State how many lines in the records below include the word "Motion". Give nothing but that number.

▶ **Records for this task**:
== Segment start ==
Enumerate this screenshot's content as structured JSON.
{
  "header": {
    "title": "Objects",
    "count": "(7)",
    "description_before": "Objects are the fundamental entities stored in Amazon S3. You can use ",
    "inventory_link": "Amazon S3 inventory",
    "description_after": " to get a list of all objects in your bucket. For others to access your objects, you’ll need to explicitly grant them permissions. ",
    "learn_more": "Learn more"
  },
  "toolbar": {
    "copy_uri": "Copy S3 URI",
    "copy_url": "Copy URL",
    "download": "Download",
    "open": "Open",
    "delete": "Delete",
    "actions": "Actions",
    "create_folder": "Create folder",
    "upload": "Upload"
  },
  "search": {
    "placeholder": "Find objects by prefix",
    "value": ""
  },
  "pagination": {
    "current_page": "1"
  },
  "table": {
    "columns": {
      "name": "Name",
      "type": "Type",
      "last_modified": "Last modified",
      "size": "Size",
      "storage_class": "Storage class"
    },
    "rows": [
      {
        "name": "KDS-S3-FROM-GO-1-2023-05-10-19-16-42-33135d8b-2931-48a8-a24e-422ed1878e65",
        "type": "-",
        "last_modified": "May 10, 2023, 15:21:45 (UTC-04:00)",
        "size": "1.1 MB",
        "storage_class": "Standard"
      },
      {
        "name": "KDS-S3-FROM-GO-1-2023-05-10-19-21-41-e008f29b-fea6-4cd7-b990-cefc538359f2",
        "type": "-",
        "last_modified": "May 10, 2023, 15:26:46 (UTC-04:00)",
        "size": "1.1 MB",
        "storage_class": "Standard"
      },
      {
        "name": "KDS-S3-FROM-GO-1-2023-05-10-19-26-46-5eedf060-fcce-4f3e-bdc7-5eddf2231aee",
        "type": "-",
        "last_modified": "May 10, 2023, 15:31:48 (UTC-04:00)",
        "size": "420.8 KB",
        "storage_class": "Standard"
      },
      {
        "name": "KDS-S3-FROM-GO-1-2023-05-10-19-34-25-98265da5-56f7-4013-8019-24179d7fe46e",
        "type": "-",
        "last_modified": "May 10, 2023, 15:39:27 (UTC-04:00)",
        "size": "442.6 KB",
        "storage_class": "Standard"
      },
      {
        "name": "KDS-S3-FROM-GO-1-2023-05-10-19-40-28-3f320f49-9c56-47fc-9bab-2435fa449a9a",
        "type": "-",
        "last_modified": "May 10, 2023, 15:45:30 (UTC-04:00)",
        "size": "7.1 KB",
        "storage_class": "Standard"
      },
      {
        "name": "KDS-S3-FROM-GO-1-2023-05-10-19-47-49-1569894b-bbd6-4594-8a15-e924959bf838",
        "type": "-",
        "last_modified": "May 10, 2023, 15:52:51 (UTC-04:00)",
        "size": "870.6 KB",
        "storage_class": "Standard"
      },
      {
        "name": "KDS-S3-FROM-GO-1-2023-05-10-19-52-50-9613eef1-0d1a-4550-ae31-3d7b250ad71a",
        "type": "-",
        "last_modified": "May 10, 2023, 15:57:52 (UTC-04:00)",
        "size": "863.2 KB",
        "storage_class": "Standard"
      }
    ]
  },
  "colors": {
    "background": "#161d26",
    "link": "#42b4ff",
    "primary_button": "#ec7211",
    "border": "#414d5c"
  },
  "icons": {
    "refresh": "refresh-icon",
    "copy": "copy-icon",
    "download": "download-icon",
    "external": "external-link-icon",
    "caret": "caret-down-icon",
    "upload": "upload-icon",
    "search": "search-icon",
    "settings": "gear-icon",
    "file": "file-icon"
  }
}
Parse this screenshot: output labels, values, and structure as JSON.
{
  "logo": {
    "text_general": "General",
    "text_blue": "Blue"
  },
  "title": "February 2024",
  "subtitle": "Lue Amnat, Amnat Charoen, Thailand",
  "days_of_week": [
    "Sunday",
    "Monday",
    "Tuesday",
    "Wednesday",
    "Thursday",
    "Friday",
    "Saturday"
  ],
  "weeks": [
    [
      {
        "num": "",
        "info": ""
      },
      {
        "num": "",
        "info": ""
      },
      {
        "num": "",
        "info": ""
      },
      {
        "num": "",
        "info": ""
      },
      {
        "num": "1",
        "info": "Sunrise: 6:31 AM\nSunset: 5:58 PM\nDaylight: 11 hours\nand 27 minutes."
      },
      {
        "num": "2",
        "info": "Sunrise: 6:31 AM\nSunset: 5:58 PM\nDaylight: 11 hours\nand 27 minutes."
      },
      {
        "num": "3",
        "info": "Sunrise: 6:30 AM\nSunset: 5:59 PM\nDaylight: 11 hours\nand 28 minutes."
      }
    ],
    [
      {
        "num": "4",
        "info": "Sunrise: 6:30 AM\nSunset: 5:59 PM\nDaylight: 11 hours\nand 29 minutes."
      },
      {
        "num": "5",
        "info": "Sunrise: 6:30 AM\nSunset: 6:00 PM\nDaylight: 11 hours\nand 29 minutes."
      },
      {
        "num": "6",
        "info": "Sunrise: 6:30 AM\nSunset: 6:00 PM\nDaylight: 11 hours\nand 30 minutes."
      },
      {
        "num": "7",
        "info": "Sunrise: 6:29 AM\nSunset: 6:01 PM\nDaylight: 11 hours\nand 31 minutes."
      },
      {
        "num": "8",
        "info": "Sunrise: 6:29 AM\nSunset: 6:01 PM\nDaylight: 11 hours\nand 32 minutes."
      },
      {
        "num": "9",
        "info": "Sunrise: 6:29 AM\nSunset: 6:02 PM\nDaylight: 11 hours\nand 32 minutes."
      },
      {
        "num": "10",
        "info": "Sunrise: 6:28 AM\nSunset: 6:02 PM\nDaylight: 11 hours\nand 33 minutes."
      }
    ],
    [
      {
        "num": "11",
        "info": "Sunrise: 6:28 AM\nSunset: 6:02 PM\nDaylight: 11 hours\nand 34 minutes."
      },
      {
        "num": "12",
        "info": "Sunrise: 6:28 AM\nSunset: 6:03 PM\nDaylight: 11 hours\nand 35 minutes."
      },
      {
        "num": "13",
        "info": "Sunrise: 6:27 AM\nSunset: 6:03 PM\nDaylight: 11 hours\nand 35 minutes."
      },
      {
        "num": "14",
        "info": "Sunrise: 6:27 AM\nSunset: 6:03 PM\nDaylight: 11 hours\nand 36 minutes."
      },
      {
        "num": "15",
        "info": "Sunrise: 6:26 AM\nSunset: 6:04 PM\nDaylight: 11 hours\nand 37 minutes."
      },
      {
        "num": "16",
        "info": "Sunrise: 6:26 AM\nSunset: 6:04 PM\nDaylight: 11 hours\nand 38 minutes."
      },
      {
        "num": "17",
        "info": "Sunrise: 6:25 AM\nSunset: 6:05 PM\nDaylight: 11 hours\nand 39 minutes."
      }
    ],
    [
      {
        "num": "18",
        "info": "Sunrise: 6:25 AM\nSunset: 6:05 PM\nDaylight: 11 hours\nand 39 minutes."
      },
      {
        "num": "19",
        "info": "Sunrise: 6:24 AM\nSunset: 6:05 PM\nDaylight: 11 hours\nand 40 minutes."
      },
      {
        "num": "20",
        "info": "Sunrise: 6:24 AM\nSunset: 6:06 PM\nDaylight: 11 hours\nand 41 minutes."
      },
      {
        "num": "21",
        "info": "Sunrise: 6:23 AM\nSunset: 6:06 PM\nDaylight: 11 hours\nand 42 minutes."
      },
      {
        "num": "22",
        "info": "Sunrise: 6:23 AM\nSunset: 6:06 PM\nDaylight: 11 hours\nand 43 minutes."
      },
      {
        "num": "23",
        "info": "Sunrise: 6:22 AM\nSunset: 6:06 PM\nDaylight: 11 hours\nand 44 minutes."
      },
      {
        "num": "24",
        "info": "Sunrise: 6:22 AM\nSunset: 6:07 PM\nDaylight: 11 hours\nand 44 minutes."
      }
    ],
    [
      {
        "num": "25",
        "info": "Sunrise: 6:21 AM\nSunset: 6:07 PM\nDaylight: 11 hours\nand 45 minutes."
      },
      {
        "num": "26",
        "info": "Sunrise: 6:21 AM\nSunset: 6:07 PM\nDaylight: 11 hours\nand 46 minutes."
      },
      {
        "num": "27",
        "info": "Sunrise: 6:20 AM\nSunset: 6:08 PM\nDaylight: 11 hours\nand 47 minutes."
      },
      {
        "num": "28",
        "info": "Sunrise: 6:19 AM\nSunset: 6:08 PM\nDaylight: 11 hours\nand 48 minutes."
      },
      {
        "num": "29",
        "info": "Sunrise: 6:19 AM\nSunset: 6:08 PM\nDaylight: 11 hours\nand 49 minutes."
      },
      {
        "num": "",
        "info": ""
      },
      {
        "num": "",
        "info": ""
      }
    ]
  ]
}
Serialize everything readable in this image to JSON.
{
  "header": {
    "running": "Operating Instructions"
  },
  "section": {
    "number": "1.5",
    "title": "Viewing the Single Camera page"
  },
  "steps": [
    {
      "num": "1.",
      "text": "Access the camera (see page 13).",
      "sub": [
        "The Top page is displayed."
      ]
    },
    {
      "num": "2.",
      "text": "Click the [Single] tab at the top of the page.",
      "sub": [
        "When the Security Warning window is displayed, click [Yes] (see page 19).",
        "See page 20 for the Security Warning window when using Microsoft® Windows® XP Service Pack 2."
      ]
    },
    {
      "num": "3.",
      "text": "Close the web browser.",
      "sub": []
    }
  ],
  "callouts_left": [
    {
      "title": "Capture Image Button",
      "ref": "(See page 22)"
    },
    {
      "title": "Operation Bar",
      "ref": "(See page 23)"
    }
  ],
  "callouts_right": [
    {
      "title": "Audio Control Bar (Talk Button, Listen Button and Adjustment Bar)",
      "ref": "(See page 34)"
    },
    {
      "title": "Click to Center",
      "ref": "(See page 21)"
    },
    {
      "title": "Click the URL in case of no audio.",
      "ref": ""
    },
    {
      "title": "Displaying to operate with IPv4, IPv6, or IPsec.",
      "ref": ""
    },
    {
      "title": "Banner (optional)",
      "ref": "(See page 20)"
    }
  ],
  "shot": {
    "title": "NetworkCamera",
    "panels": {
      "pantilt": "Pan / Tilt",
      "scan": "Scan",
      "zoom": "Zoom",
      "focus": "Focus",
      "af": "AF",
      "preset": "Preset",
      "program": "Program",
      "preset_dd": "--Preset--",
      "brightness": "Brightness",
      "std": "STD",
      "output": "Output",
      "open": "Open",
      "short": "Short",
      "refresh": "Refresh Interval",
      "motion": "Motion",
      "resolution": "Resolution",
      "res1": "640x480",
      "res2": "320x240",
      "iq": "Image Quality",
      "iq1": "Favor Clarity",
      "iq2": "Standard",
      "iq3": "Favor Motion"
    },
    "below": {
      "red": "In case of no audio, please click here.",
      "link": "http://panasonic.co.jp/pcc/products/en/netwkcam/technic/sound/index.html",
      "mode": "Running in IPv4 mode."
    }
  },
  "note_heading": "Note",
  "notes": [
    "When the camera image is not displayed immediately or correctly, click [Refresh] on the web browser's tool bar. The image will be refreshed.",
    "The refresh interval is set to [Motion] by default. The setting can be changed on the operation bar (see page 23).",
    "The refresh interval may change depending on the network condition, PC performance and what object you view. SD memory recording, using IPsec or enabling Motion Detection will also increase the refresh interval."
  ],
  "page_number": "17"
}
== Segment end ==
▶ **Worked solution**: 4